Heather Masse, from New York, and also a member of the trio The Wailin’ Jennys sang one of my favorites, September Song (composed by Kurt Weill, with lyrics by Maxwell Anderson, and originally sung by Walter Huston in the 1938 Broadway musical Knickerbocker Holiday).
Following September Song, Garrison Keillor talked about September memories stirred up by the smell of fallen leaves and coffee in The News from Lake Wobegon.
And then, it was all over. Two hours had flown by. It was time for the ‘curtain call’.
Meeting Mr Keillor
On the way out, I looked for the bust of F Scott Fitzgerald (after whom the theater was named) as I remembered it from Robert Altman’s last film, A Prairie Home Companion, released in 2006, and with a stellar cast including Meryl Streep, Kevin Kline, Tommy Lee Jones, Woody Harrelson, Lily Tomlin, Garrison Keillor, Virginia Madsen, John C. Reily, and Lindsay Lohan (and some of the regular APHC contributors).
Garrison Keillor was outside the theater to meet those leaving, and I hoped to have chance of doing so. We edged our way to the exit. In front of me were a couple who were also hoping to meet him.
‘Tell him you’re from California’, said the woman to her husband. ‘He’s sure to want to speak to us, knowing we’ve come so far’.
‘That’s not far’, I butted in, smiling. ‘I’ve come all the way from England!’
They were flabbergasted, and made way for me to move forward, to shake the hand of the great man. That’s them behind me.
This season of A Prairie Home Companion will be Garrison Keillor’s last. He’s calling it a day after more than 40 years, almost a weekly show, in which he writes under the pen name of ‘Sarah Bellum‘. So I’m pleased to have been able to see the ‘original’ show. Mandolinist Chris Thile will host the show after Keillor’s retirement next year, and no doubt the format will change. He’s hosted the show before, and I guess there will be more music. It will be interesting to see how the ‘new APHC’ will fare. Until then, sit back, and tune into MPR at 17:00 CT. Or like me, tune into the internet when it’s more convenient. APHC will take you back to the radio days of my childhood, and you won’t be disappointed.
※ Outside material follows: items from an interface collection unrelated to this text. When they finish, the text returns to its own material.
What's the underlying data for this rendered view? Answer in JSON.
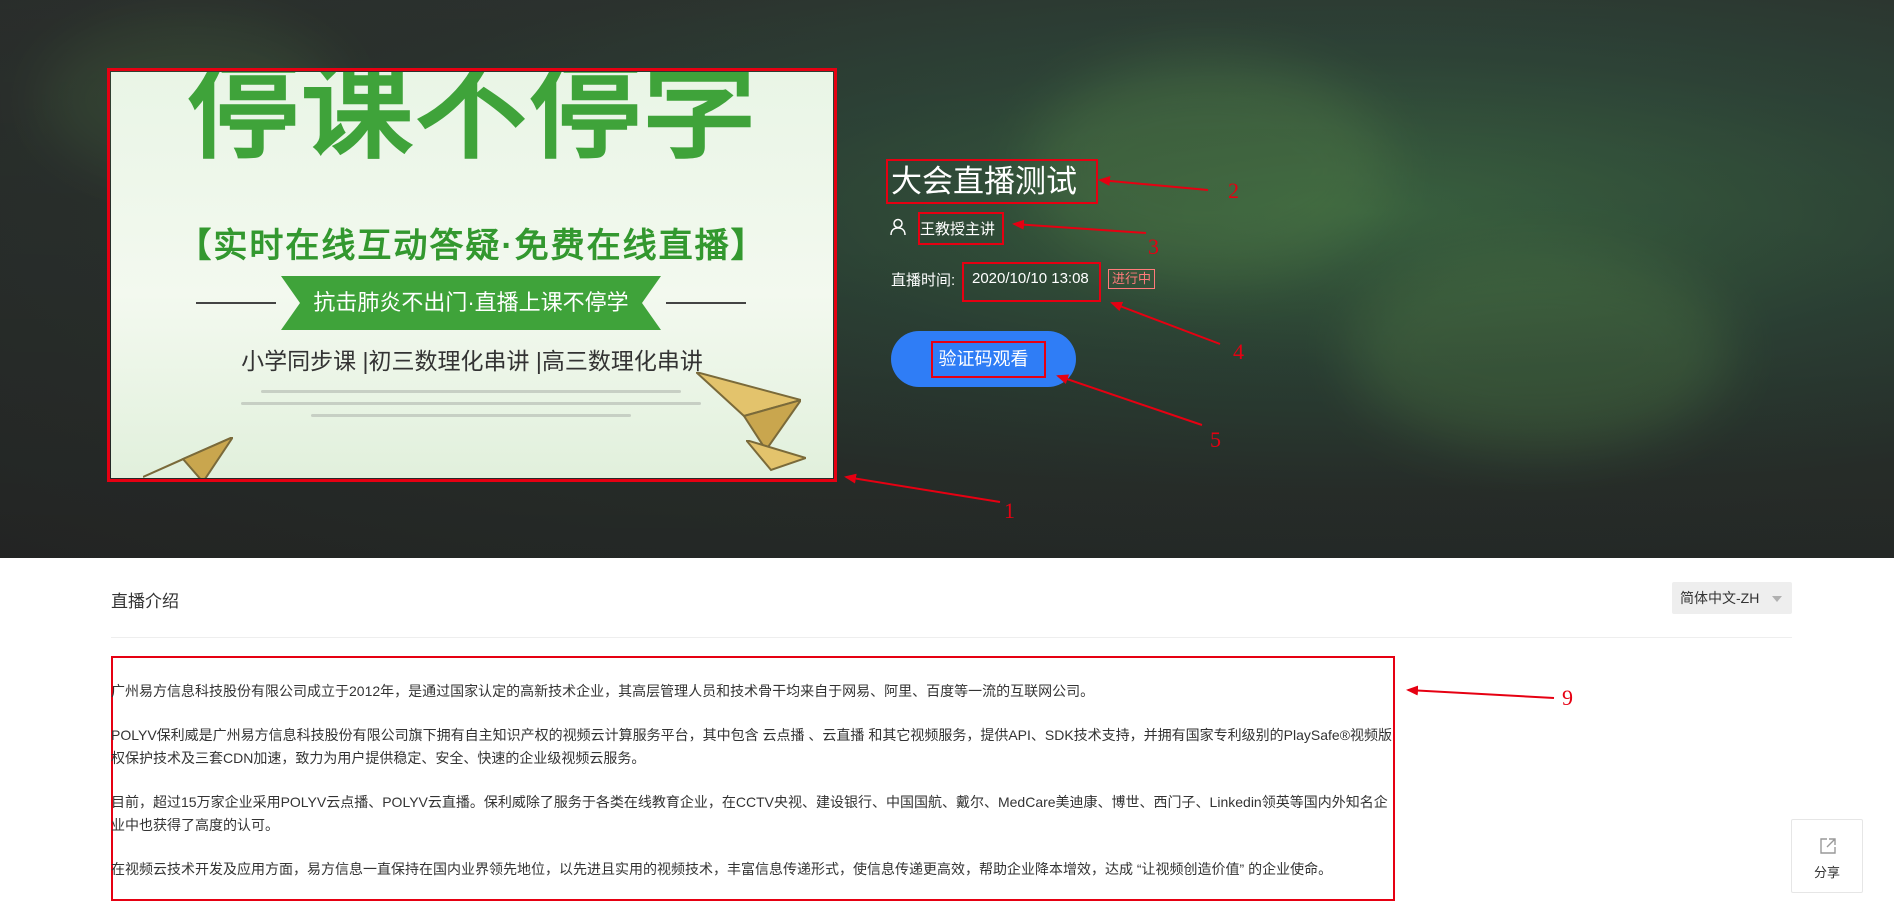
{
  "hero": {
    "cover": {
      "headline": "停课不停学",
      "subtitle": "【实时在线互动答疑·免费在线直播】",
      "ribbon": "抗击肺炎不出门·直播上课不停学",
      "courses": "小学同步课 |初三数理化串讲 |高三数理化串讲"
    },
    "title": "大会直播测试",
    "host": "王教授主讲",
    "time_label": "直播时间:",
    "time_value": "2020/10/10 13:08",
    "status": "进行中",
    "watch_button": "验证码观看",
    "icons": {
      "host": "user-icon"
    }
  },
  "intro": {
    "title": "直播介绍",
    "language_select": "简体中文-ZH",
    "paragraphs": [
      "广州易方信息科技股份有限公司成立于2012年，是通过国家认定的高新技术企业，其高层管理人员和技术骨干均来自于网易、阿里、百度等一流的互联网公司。",
      "POLYV保利威是广州易方信息科技股份有限公司旗下拥有自主知识产权的视频云计算服务平台，其中包含 云点播 、云直播 和其它视频服务，提供API、SDK技术支持，并拥有国家专利级别的PlaySafe®视频版权保护技术及三套CDN加速，致力为用户提供稳定、安全、快速的企业级视频云服务。",
      "目前，超过15万家企业采用POLYV云点播、POLYV云直播。保利威除了服务于各类在线教育企业，在CCTV央视、建设银行、中国国航、戴尔、MedCare美迪康、博世、西门子、Linkedin领英等国内外知名企业中也获得了高度的认可。",
      "在视频云技术开发及应用方面，易方信息一直保持在国内业界领先地位，以先进且实用的视频技术，丰富信息传递形式，使信息传递更高效，帮助企业降本增效，达成 “让视频创造价值” 的企业使命。"
    ]
  },
  "share": {
    "label": "分享",
    "icon": "share-icon"
  },
  "annotations": [
    "1",
    "2",
    "3",
    "4",
    "5",
    "9"
  ],
  "colors": {
    "annotation": "#e60012",
    "button": "#2f7df6",
    "status": "#ff7a7a"
  }
}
Good luck, Mr Keillor, and thank you for hundreds of hours of radio-listening pleasure all these years.